I have twin diesels. When I went to my boat to run the engines during the off-season, I could start the port engine but not the starboard. What should I do?
I don’t know what engines you have, but if an engine will not start, there are some basic questions. Did the engine turn over? If so, the starter is good. In colder temperatures, diesel engines can take longer to start. However, you said that one engine did start, so let’s try to rule out temperature as the problem.
If one engine has heat — either through preheat or air heaters — but the other one doesn’t, that could be the problem. So check to see if the air heaters are working on one side or the other. The easiest way to check is to watch voltage meters. If the voltage drops because the air heaters are drawing huge power, you can assume the heaters are working, especially if you see the power draw on the engine that does start. If you have engine heaters on both engines, feel or measure the temperature of the two blocks to see if one is colder than the other.
Assuming the heaters check out and only one engine starts, the next thing to look at is the fuel. Obviously, the starting engine has fuel. So how do you figure out if the non-starting engine has a fuel problem? This is not so simple. I would start by replacing all the fuel filters. Including the good engine? Why not? Get it done now. Then, read your engine manual and find out how to prime the engine to see if fuel is getting to it. Usually, this is accomplished by manually pumping the fuel after disconnecting a line to one of the injectors. Once you see fuel coming out of the line, reconnect the line and give it a try.
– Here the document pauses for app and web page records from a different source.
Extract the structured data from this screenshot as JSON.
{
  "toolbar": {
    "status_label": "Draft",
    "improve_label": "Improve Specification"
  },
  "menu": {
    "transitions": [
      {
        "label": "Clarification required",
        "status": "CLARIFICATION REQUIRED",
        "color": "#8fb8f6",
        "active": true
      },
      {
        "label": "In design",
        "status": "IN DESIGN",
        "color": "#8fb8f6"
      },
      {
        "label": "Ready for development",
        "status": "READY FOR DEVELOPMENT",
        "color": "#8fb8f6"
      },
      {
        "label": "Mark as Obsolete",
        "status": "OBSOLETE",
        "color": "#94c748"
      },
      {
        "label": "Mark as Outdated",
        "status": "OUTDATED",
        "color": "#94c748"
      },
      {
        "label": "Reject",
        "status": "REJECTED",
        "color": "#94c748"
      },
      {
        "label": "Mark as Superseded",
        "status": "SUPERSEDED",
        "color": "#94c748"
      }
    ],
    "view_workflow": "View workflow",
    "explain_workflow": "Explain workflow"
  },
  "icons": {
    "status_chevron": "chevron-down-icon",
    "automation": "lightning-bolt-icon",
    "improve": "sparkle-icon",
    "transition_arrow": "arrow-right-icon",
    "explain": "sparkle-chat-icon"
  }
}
My guess is that the engine will start now, and you will have discovered and corrected a fuel clog.
Its always necessary keep your teeth clean